• Data about app and page elements:
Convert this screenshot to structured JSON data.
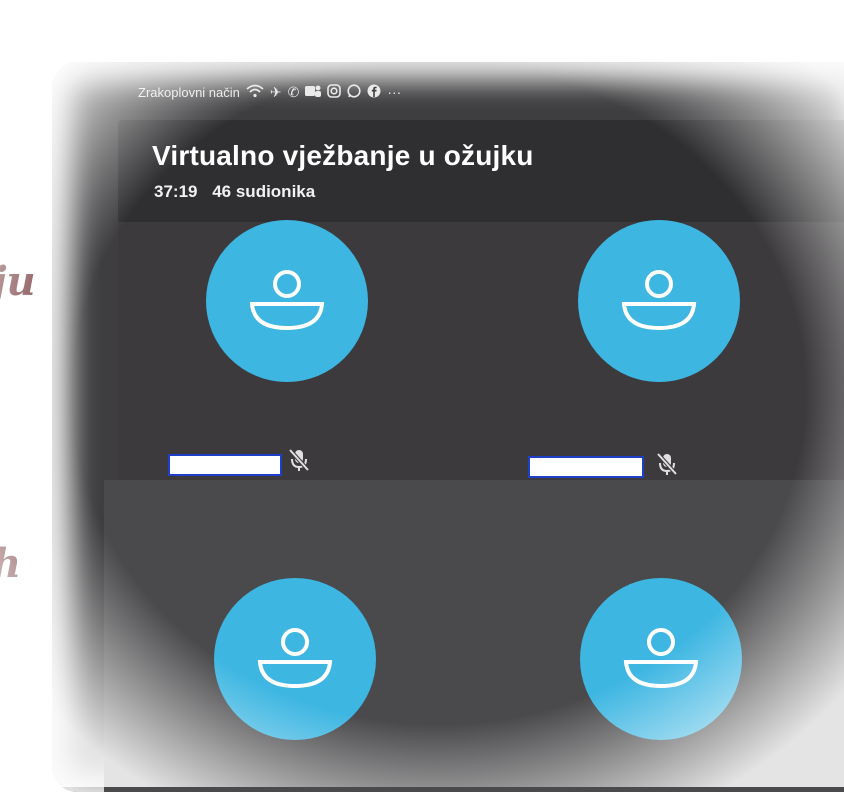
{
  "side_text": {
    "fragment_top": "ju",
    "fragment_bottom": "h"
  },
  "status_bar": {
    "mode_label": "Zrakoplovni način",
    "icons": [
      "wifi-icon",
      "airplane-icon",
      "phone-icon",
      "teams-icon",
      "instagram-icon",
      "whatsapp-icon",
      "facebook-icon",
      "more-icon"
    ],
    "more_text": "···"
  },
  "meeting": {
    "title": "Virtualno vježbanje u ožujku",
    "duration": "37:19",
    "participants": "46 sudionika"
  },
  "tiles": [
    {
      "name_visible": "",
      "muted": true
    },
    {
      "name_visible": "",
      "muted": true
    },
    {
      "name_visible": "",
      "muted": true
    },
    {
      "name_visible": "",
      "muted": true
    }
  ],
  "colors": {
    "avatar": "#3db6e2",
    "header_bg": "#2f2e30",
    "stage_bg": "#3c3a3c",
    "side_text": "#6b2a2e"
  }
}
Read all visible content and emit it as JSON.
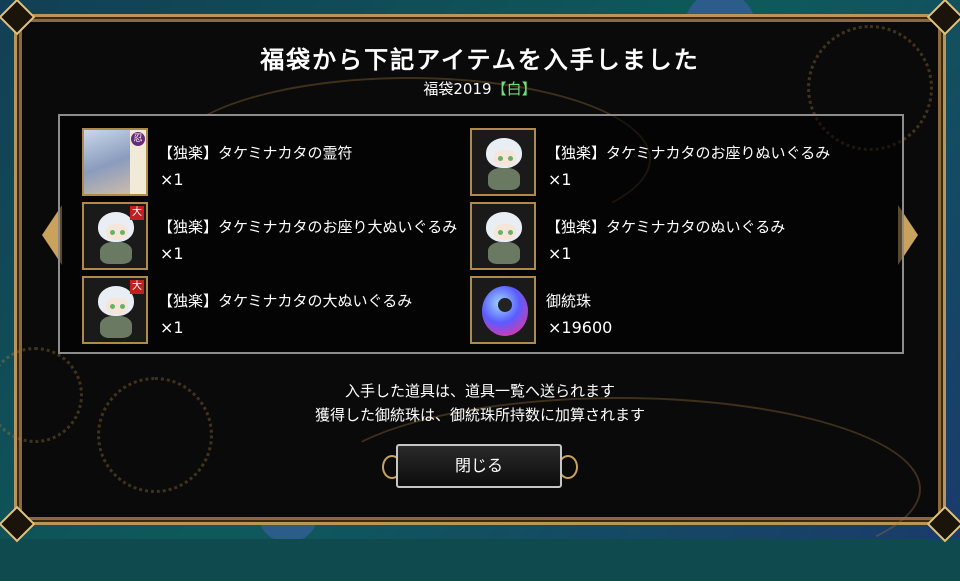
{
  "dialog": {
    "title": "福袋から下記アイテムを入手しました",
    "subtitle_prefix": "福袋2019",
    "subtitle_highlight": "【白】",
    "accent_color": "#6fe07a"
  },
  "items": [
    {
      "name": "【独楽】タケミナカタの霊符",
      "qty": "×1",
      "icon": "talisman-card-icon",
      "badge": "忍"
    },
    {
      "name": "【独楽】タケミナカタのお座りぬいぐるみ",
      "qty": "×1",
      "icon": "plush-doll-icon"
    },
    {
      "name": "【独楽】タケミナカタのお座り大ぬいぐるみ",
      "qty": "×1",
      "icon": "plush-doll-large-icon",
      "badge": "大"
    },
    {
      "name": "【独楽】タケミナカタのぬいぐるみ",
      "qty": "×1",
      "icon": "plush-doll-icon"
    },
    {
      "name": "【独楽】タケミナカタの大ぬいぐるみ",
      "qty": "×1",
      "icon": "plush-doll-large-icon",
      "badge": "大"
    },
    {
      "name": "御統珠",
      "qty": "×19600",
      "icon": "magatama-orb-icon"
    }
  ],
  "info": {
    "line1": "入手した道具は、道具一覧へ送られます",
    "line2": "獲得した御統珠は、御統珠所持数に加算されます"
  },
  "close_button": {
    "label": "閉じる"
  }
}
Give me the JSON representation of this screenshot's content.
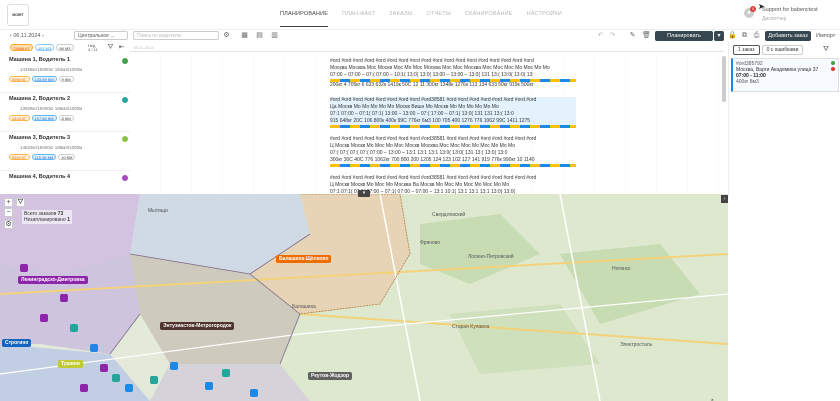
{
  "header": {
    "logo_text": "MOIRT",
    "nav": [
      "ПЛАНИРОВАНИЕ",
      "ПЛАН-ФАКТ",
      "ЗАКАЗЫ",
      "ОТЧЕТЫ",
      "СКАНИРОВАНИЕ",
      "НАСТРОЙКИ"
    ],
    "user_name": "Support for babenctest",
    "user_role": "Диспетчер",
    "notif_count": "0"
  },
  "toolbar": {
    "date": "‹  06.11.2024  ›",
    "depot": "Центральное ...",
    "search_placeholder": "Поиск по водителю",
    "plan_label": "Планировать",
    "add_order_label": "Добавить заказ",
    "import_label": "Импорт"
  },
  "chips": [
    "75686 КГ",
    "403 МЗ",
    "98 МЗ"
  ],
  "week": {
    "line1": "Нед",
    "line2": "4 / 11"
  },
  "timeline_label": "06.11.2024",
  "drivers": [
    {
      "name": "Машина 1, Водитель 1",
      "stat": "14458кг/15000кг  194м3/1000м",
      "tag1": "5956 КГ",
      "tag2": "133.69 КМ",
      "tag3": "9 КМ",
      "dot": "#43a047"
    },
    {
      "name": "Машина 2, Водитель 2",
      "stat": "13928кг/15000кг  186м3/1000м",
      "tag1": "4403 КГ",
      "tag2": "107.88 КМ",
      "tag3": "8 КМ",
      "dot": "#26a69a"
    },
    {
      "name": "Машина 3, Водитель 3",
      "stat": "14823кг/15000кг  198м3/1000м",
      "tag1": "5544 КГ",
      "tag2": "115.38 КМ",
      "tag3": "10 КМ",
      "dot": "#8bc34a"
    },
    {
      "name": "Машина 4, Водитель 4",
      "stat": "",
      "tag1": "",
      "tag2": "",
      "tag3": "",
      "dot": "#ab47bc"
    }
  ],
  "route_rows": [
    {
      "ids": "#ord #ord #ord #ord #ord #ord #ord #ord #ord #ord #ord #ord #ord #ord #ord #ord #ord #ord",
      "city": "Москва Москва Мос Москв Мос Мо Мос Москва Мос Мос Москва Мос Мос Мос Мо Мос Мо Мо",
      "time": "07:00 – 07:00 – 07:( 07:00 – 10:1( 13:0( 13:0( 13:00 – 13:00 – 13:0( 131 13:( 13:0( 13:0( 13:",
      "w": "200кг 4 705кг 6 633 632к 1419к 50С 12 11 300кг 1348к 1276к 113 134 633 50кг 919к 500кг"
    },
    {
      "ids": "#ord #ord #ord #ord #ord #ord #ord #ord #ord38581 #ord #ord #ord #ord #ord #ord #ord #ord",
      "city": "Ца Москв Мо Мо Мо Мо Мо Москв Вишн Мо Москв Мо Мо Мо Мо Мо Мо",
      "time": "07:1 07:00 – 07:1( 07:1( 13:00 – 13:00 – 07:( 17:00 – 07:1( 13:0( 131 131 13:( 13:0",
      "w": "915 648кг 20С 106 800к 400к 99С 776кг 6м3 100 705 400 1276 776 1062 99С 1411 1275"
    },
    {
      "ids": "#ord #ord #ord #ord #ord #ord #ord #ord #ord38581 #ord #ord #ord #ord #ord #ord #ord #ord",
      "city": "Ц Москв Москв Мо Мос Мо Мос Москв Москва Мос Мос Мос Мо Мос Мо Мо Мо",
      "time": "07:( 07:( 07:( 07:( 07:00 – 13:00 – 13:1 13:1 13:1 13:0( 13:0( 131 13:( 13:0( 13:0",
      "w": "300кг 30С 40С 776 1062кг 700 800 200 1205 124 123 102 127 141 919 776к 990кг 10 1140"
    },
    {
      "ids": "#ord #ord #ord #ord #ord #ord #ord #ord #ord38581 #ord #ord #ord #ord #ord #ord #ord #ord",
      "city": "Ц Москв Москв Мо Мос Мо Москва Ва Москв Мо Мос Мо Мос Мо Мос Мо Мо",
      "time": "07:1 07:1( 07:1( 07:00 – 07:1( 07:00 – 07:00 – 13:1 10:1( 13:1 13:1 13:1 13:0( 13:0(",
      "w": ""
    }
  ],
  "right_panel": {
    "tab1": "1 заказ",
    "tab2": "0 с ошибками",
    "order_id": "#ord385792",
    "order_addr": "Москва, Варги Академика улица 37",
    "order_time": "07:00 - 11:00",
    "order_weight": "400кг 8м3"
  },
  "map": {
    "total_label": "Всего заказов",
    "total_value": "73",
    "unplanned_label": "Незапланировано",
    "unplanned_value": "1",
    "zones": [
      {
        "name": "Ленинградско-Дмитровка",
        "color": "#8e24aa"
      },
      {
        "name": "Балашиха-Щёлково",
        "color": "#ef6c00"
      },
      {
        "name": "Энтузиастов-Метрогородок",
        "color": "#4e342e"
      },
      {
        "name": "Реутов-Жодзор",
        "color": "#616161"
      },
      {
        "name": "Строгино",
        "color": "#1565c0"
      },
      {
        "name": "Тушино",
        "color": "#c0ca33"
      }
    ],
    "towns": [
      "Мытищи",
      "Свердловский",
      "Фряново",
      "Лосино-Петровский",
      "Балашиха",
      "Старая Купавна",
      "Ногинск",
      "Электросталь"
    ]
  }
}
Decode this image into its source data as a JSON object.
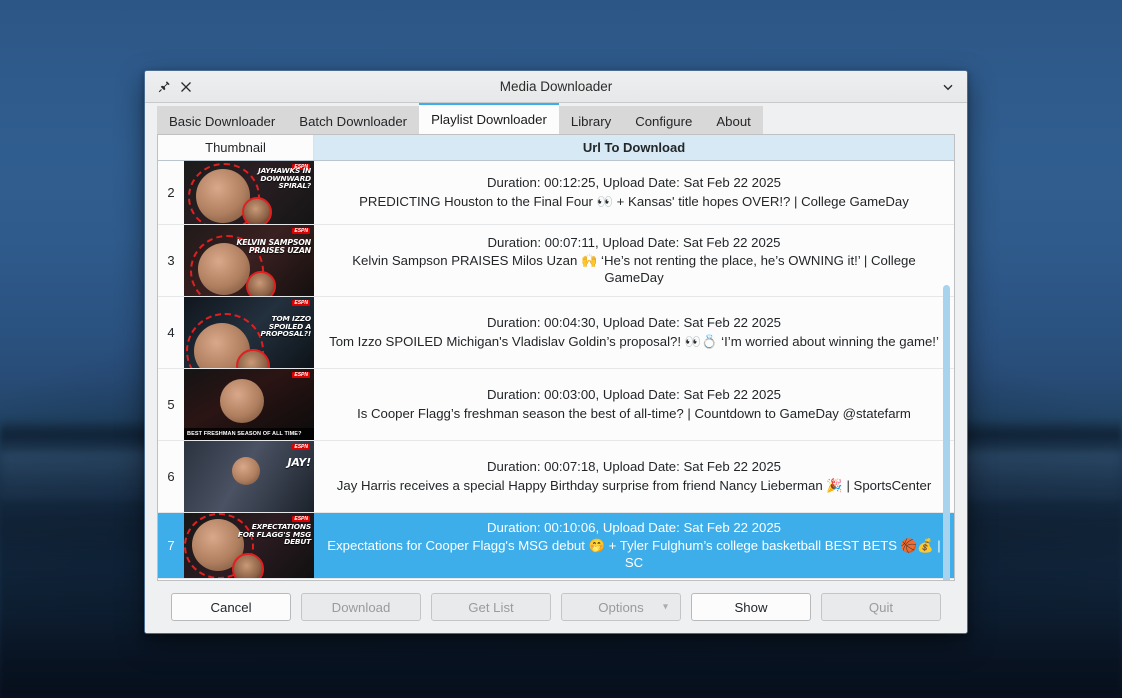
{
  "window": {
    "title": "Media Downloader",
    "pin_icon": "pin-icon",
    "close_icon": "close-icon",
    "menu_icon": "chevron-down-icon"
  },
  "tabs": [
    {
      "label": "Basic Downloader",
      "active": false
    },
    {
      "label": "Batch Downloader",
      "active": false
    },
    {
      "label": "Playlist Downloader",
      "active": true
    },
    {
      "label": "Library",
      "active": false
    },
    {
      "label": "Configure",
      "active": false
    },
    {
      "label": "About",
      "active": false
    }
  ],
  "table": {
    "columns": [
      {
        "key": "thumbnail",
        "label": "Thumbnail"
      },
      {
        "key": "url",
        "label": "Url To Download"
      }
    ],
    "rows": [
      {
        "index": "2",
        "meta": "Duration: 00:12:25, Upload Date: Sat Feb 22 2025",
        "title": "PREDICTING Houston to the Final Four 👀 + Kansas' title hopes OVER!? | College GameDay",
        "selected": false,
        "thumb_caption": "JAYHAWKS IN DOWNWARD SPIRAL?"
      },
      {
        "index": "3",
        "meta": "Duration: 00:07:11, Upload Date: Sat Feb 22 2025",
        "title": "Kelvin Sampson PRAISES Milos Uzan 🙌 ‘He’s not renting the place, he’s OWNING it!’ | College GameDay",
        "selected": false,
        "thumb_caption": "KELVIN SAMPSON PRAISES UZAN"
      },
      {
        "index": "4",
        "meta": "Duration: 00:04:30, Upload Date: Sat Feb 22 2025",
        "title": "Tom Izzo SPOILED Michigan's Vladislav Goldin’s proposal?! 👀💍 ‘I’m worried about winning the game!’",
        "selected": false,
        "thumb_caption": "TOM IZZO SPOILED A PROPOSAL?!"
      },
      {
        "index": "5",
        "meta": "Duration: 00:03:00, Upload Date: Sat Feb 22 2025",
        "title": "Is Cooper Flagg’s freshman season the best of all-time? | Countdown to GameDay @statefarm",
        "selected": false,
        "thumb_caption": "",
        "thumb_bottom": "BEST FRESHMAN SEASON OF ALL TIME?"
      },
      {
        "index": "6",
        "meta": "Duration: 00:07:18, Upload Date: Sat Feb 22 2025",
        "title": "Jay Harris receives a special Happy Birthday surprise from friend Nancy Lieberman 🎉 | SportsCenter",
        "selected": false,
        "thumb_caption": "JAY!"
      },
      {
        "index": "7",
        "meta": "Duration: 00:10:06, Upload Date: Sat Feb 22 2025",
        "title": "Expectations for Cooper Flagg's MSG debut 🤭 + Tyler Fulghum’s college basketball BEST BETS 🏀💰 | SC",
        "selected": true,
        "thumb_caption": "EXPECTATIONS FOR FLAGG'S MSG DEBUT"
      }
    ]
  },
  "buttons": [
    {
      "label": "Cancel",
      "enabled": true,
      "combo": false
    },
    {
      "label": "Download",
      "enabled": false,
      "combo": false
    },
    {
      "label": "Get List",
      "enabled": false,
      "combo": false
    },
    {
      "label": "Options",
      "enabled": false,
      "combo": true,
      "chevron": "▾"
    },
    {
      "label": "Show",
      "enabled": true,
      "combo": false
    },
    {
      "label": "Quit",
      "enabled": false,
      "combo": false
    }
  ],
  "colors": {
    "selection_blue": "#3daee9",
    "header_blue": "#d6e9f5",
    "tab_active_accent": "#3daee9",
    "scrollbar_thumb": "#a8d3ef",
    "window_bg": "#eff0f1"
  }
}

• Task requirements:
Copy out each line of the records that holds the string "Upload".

• Response to this exercise:
        "meta": "Duration: 00:12:25, Upload Date: Sat Feb 22 2025",
        "meta": "Duration: 00:07:11, Upload Date: Sat Feb 22 2025",
        "meta": "Duration: 00:04:30, Upload Date: Sat Feb 22 2025",
        "meta": "Duration: 00:03:00, Upload Date: Sat Feb 22 2025",
        "meta": "Duration: 00:07:18, Upload Date: Sat Feb 22 2025",
        "meta": "Duration: 00:10:06, Upload Date: Sat Feb 22 2025",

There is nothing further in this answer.